TASK REQUIREMENTS: Would you restate each entry word for word, omitting the pictures?

++++ DATA LISTING

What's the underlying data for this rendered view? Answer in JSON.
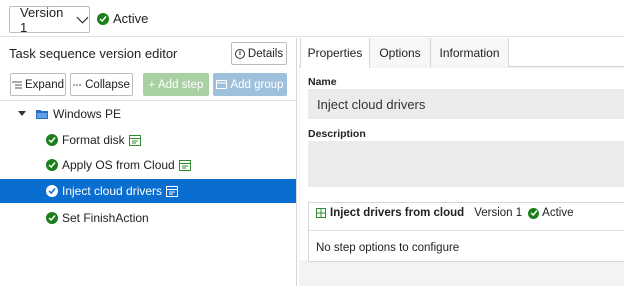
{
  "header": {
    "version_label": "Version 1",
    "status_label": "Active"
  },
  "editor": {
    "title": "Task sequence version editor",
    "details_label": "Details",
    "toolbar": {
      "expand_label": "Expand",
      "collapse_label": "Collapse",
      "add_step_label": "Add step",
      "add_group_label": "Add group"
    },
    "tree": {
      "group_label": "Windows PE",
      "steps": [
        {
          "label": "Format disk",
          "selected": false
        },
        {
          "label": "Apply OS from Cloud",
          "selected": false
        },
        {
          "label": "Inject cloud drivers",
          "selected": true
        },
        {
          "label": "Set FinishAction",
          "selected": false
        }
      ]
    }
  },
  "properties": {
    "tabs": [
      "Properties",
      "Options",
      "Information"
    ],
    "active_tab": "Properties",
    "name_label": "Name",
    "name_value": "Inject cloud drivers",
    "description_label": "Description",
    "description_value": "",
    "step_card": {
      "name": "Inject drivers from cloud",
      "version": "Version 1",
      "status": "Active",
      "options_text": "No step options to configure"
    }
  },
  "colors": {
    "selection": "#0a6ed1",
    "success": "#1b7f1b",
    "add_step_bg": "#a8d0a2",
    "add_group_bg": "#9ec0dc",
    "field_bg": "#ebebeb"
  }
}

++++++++

OUTPUT OF THE TASK:
What's the underlying data for this rendered view? Answer in JSON.
{
  "header": {
    "version_label": "Version 1",
    "status_label": "Active"
  },
  "editor": {
    "title": "Task sequence version editor",
    "details_label": "Details",
    "toolbar": {
      "expand_label": "Expand",
      "collapse_label": "Collapse",
      "add_step_label": "Add step",
      "add_group_label": "Add group"
    },
    "tree": {
      "group_label": "Windows PE",
      "steps": [
        {
          "label": "Format disk",
          "selected": false
        },
        {
          "label": "Apply OS from Cloud",
          "selected": false
        },
        {
          "label": "Inject cloud drivers",
          "selected": true
        },
        {
          "label": "Set FinishAction",
          "selected": false
        }
      ]
    }
  },
  "properties": {
    "tabs": [
      "Properties",
      "Options",
      "Information"
    ],
    "active_tab": "Properties",
    "name_label": "Name",
    "name_value": "Inject cloud drivers",
    "description_label": "Description",
    "description_value": "",
    "step_card": {
      "name": "Inject drivers from cloud",
      "version": "Version 1",
      "status": "Active",
      "options_text": "No step options to configure"
    }
  },
  "colors": {
    "selection": "#0a6ed1",
    "success": "#1b7f1b",
    "add_step_bg": "#a8d0a2",
    "add_group_bg": "#9ec0dc",
    "field_bg": "#ebebeb"
  }
}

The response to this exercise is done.